The CMA has also announced it is writing to other major ticket re-sale platforms and brokers to explain its expectations about conduct and obligations under consumer law, as well as other businesses that re-sell tickets.
A 60-second summary is also being produced by the CMA, which offers an at-a-glance guide to buyers on what they can expect from businesses and what they should check before purchasing from these companies. This includes any age-related restrictions on entry or restrictions on view, as well as whether additional charges apply.
Nisha Arora, CMA senior director, said: "A well-functioning secondary ticket market benefits fans by helping them to get tickets for events they want to see and by helping them when they can no longer make use of their tickets.

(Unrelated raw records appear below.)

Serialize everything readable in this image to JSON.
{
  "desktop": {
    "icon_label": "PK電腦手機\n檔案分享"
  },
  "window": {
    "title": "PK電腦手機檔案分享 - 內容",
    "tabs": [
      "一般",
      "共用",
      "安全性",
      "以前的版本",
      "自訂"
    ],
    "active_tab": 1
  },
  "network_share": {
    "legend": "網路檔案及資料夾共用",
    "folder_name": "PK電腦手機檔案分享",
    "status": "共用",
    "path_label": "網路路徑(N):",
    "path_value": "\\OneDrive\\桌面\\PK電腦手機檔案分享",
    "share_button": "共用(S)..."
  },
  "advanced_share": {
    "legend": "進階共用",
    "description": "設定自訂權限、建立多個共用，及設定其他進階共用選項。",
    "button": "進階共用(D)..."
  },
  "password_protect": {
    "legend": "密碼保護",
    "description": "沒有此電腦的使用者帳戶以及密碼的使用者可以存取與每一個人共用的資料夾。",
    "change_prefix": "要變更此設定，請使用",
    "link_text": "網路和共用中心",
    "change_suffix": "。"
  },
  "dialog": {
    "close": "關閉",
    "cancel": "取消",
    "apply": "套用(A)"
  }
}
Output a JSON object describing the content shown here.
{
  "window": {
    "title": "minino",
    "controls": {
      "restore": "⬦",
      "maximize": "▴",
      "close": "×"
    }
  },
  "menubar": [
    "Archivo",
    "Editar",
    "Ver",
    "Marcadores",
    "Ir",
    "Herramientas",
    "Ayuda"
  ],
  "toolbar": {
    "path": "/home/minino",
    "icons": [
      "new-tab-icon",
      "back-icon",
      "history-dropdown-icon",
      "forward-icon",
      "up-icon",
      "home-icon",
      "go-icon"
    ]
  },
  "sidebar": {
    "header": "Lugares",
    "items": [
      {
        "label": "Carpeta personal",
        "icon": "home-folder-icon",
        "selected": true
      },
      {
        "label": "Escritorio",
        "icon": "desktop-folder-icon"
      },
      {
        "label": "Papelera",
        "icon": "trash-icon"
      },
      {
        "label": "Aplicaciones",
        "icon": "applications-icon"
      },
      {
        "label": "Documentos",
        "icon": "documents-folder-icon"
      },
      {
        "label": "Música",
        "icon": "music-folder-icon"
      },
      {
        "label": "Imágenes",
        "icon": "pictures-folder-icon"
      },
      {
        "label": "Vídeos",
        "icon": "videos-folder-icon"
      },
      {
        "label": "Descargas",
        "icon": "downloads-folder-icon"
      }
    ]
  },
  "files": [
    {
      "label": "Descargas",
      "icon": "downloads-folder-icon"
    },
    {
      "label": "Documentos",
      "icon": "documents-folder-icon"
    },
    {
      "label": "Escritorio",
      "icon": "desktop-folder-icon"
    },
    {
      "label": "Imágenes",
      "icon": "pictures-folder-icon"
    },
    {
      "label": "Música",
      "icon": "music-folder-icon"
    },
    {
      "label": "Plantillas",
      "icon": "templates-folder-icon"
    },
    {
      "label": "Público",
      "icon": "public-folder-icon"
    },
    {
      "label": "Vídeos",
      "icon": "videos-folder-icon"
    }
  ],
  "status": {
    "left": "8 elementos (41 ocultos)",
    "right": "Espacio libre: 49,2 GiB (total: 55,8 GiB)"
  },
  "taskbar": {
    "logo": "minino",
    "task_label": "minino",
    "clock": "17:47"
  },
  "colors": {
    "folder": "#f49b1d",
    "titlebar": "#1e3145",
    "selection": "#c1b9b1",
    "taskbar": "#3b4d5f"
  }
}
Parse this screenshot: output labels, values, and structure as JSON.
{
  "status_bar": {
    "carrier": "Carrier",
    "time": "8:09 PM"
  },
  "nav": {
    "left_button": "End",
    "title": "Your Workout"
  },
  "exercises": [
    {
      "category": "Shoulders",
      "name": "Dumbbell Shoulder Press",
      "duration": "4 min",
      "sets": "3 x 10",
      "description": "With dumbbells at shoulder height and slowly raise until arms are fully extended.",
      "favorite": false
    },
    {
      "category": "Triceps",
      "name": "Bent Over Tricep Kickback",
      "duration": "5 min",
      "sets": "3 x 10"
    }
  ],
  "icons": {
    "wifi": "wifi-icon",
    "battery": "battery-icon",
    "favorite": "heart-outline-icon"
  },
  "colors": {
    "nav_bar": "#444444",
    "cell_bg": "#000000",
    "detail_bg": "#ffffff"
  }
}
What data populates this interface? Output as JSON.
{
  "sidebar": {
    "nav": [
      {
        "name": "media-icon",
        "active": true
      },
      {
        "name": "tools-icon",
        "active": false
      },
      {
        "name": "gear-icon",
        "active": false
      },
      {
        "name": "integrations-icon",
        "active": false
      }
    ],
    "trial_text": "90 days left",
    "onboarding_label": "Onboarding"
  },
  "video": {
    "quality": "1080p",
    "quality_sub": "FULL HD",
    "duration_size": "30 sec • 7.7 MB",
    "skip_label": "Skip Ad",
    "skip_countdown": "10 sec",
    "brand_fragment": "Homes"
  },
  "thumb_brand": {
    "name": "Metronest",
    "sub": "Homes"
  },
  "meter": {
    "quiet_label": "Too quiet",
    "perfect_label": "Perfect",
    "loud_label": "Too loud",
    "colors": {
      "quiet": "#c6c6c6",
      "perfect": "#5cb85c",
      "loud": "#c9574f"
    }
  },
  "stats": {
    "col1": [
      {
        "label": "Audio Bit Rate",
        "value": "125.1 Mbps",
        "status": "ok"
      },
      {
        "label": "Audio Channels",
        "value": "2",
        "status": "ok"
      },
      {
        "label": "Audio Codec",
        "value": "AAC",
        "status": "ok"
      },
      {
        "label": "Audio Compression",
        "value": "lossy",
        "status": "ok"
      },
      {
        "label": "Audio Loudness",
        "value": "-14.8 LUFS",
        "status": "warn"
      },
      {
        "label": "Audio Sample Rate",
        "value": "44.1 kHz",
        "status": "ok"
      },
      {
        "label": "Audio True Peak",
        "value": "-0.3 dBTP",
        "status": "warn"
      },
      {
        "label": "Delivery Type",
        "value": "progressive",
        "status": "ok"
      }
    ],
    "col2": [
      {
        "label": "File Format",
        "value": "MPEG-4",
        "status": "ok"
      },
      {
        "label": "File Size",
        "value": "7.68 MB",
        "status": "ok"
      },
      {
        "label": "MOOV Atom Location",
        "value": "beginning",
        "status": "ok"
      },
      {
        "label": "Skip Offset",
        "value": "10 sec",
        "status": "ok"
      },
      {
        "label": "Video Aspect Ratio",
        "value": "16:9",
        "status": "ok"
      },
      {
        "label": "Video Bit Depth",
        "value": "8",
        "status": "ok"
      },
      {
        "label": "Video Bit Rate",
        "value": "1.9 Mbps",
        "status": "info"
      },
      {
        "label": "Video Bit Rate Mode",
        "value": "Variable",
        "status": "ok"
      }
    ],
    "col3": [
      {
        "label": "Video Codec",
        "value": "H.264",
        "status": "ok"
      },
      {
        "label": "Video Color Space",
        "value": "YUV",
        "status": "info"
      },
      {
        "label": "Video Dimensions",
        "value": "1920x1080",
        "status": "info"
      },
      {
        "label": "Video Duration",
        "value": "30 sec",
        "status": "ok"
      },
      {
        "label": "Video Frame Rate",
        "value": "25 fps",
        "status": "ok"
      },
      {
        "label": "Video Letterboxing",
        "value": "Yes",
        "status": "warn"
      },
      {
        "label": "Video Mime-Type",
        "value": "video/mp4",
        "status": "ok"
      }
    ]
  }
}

As a result of the CMA’s action, and the constructive response of the major secondary ticket platforms, buyers will now have more of the key information they need before buying."
She added businesses that do not provide secondary ticket consumers with information they need may find themselves subject to action under consumer protection law, including possible financial penalties from Trading Standards Services to drive future compliance.
As part of the investigation the CMA has liaised with the Advertising Standards Authority (ASA), which is also taking forward work in this sector to further enhance transparency for consumers.
Shahriar Coupal, director at the ASA, said: "Hiding or omitting information about charges that consumers have to pay is not only misleading it’s simply unfair. In tandem with the CMA, we’ve been working closely with the secondary ticket sector to help make sure it’s clear and upfront about costs so that consumers get a fair deal and businesses play by the same rules."
In January MPs rejected amendments to the Consumer Rights Bill to make secondary ticketing websites more transparent, after 80-plus industry representatives penned an open letter calling for ticket resale reform.
Comment below to let us know what you think.
For more in-depth and print-only features, showcases and interviews with world-leading brands, don't miss the next issue of Event magazine by subscribing here.Follow @samedwardsevent